You could understand why I might be worried. Wiki and Navy Blue both make a lot of music. Navy Blue is Sage Elsesser, a California-born pro skateboarder and model who was childhood friends with Earl Sweatshirt. For his first few years writing and producing, Elsesser kept his identity secret. Eventually, he eased into a role as part of a sort of insular, thoughtful lo-fi rap intelligentsia. Last year, Elsesser released two Navy Blue albums, Àdá Irin and Song Of Sage: Post Panic! A few months ago, he released another one, Navy’s Reprise. Navy Blue also produced all of AKAI SOLO’s recent album True Sky. The New York rapper Wiki, meanwhile, has been in the game for nearly a decade, first as a member of Ratking an then as a solo artist. Earlier this summer, Wiki got together with producer NAH to release the strange, experimental album Telephonebooth.

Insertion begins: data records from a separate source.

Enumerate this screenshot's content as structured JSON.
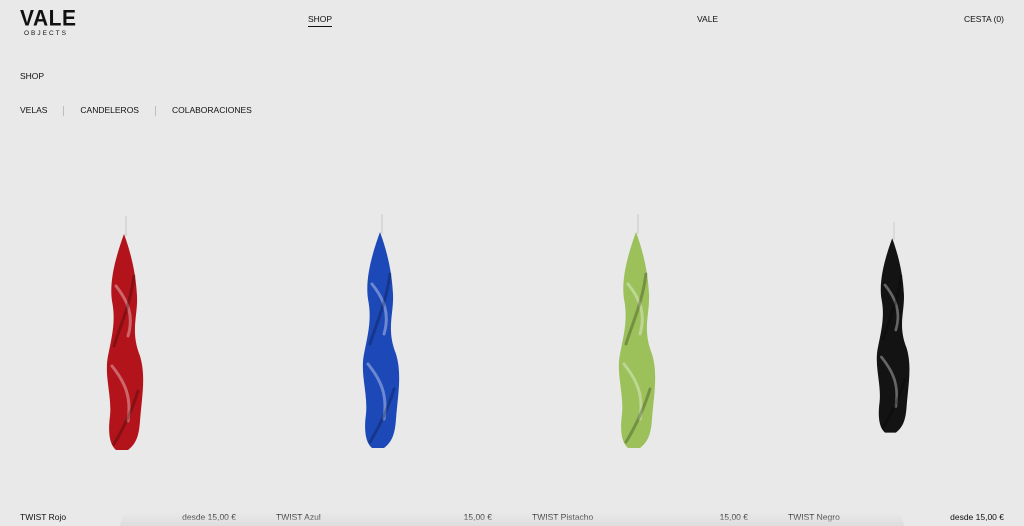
{
  "header": {
    "logo": {
      "main": "VALE",
      "sub": "OBJECTS"
    },
    "nav": {
      "shop": "SHOP",
      "vale": "VALE",
      "cart": "CESTA (0)"
    }
  },
  "section_title": "SHOP",
  "categories": [
    "VELAS",
    "CANDELEROS",
    "COLABORACIONES"
  ],
  "products": [
    {
      "name": "TWIST Rojo",
      "price": "desde 15,00 €",
      "color": "#b3141b"
    },
    {
      "name": "TWIST Azul",
      "price": "15,00 €",
      "color": "#1d49b8"
    },
    {
      "name": "TWIST Pistacho",
      "price": "15,00 €",
      "color": "#9cc15a"
    },
    {
      "name": "TWIST Negro",
      "price": "desde 15,00 €",
      "color": "#131313"
    }
  ]
}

I like all of those projects, but still, you can’t miss someone who never goes away. Elsesser has spoken of his admiration for Ka, the monastic Brooklyn rapper whose albums are quiet masterworks of layered allusion and mythology. But Ka has never been a constant presence on the landscape. He arrives, throws another dazzling new album out into the world, and then disappears. For those of us who are part of his cult, whenever Ka does anything, it’s an event. Sage Elsesser has worked hard to build his own aesthetic, much as Ka did, but he doesn’t have that sense of gravity or restraint. (Really, nobody does.) A lot of Elsesser’s music is moody and internal enough that I have trouble locking in on it. It feels like it’s keeping me at arm’s length.

Wiki, on the other hand, has never kept anyone at arm’s length. He’s an open book. Wiki practically grew up in public, dropping out of high school when Ratking signed with XL and acting as an emissary for a whole New York skate-rat culture. …….

Source: https://www.stereogum.com/2162297/wiki-navy-blue-half-god-review/columns/status-aint-hood/